Another reasons is that midmarket companies themselves are using new technologies “in order to create value for their own customers. So when you look at the business priorities for these companies, one thing that the CIOs identified as one of their top business priorities was to improve customer service,” he said. “And what a lot of organizations are doing to improve customer service is using artificial intelligence systems to interact with customers electronically. What we’re seeing is that these organizations are beginning to implement these types of technologies, which before were the purview of only the largest companies.”
Acquiring talent is the No. 1 priority for midmarket companies to drive digital transformation, according to the survey results.

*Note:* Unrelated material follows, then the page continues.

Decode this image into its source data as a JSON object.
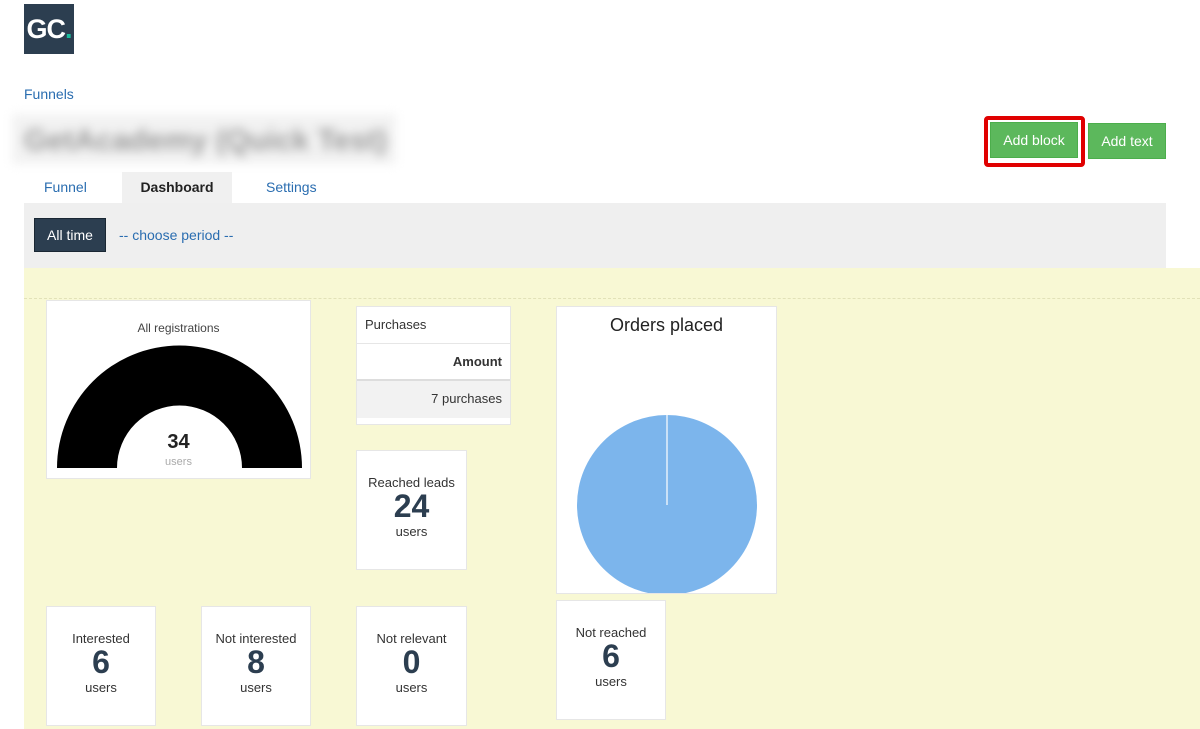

Among the most sought-after roles are data scientists, cloud architects, DevOps architects and data architects, the survey found.
But these jobs are in short supply, Pucciarelli noted in the interview with CRN.
“We think that that’s going to create service opportunities for companies like solution providers,” he said.
Michael Cass, partner and director of business technology for midmarket office at Bannockburn, Ill.-based IT consulting and managed services firm Netrix, said his company’s focus for working with the midmarket has moved to embracing automation.
“Our vision for 2019 was to develop specifically this practice around midmarket office, which embraces automation–automation of consumption, automation of technology enablement, deployments and support. In order to stay relevant, we had to automate,” Cass said.
In the past, building out a customer relationship from the initial discovery to onboarding and enablement could be a two to fourth month process, he said.
”We have already been able to demonstrate that with our new portal, our toolset, we are shrinking that timeline down to a matter of sometimes just days,” Cass said.
Regardless of whether midmarket companies have the necessary digital talent in-house, in many cases “it still goes back to the VAR and MSP who’s got the experience in doing this many times over,” Cass said.
Tony Safoian, CEO of Los Angeles-based cloud solutions provider SADA Systems, said “there’s no reason for midmarket to be behind [on digital], other than them just being drastically underserved” by partners with the necessary capabilities.
“The [partners] who can do it are generally not the regional small players. They don’t have the technical expertise and the enterprise-grade execution ability,” he said. “There’s very few SADAs that can provide an enterprise-grade, transformational experience for the midmarket.”
For SADA Systems, “our approach to the midmarket is really around enablement and culture change — let us help you get started,” Safoian said.
Ultimately, Pucciarelli said, the opportunities for solution providers are massive as midsized companies “basically have the same technology profile now as the largest companies.”
“What we see now is a convergence of the approach to technology at the largest companies and midsize companies,” he said. “And I wouldn’t have expected it to that degree.”